_Exercise directions_.
Whenever the string "name" appears in a line below, please copy the line out.
------ Source information
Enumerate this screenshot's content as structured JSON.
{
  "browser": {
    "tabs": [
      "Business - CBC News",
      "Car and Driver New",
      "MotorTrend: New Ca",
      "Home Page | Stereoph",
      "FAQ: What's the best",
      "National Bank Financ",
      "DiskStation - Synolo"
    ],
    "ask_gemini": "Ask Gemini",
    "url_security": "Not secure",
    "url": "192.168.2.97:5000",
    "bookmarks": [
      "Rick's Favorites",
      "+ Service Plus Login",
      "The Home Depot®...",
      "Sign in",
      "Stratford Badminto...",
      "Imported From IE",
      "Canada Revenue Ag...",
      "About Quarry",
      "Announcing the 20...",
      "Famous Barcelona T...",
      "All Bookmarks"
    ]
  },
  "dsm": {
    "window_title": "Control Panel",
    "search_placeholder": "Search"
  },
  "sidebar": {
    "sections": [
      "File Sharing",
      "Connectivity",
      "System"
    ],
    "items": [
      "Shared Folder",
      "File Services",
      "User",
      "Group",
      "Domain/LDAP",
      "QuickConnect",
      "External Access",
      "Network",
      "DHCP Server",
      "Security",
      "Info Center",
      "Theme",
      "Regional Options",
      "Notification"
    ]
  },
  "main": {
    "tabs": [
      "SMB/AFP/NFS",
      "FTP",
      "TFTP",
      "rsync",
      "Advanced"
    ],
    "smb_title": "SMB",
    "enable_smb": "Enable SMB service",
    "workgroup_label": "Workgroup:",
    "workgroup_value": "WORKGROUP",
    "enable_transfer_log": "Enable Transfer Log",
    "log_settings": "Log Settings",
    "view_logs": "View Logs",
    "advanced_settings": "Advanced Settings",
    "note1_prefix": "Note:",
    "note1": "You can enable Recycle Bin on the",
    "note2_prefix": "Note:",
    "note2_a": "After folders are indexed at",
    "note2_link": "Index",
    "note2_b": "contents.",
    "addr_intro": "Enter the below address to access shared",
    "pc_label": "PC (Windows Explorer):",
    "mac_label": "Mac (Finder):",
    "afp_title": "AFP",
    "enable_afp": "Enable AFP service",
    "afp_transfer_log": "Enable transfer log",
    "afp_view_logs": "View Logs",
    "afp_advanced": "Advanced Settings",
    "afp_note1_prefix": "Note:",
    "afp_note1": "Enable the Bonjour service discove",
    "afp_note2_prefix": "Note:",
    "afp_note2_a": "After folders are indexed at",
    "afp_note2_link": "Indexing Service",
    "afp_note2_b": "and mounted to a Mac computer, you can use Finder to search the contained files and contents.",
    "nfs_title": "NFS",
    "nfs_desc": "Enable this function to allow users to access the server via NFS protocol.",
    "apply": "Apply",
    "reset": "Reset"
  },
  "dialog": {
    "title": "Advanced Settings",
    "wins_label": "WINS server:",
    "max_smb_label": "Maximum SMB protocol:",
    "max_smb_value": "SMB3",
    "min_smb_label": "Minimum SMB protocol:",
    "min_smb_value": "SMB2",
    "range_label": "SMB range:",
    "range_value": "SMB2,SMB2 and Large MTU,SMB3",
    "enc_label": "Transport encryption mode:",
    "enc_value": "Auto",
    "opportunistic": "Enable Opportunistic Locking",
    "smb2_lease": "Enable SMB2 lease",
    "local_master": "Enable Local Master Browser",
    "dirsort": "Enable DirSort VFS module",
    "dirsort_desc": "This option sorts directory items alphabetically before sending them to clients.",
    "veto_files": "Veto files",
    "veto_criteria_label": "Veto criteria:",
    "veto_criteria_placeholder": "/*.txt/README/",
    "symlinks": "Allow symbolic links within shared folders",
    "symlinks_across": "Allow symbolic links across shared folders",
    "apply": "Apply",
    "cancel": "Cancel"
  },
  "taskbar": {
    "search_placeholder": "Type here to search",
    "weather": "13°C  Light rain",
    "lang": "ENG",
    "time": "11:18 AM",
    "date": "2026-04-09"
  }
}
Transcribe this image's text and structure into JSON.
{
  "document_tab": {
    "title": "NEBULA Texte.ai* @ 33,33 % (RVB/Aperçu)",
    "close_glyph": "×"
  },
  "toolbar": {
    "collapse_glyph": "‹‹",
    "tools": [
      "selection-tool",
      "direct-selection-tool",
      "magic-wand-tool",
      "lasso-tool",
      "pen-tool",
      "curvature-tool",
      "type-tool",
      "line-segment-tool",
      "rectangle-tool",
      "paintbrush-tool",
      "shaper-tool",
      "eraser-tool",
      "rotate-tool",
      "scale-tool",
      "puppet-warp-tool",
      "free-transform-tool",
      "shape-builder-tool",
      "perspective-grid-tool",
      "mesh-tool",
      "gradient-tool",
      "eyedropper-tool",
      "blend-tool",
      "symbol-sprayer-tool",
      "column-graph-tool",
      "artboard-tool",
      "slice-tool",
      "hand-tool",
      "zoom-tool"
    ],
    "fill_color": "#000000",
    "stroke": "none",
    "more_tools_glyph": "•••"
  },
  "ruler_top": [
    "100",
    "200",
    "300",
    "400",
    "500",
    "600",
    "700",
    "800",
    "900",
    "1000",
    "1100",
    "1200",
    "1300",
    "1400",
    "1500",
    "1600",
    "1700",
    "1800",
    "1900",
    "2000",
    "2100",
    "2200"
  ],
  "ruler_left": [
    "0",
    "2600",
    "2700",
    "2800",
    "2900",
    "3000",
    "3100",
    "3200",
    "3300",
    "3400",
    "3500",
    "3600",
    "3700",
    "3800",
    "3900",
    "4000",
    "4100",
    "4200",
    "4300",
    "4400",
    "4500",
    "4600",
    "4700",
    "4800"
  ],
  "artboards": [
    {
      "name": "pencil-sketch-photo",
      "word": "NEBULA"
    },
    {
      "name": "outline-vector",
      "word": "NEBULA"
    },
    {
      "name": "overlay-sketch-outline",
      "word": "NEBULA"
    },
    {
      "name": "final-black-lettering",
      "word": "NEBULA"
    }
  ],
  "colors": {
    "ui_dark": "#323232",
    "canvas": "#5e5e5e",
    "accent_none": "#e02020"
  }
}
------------
_Answer for this exercise_.
      "name": "pencil-sketch-photo",
      "name": "outline-vector",
      "name": "overlay-sketch-outline",
      "name": "final-black-lettering",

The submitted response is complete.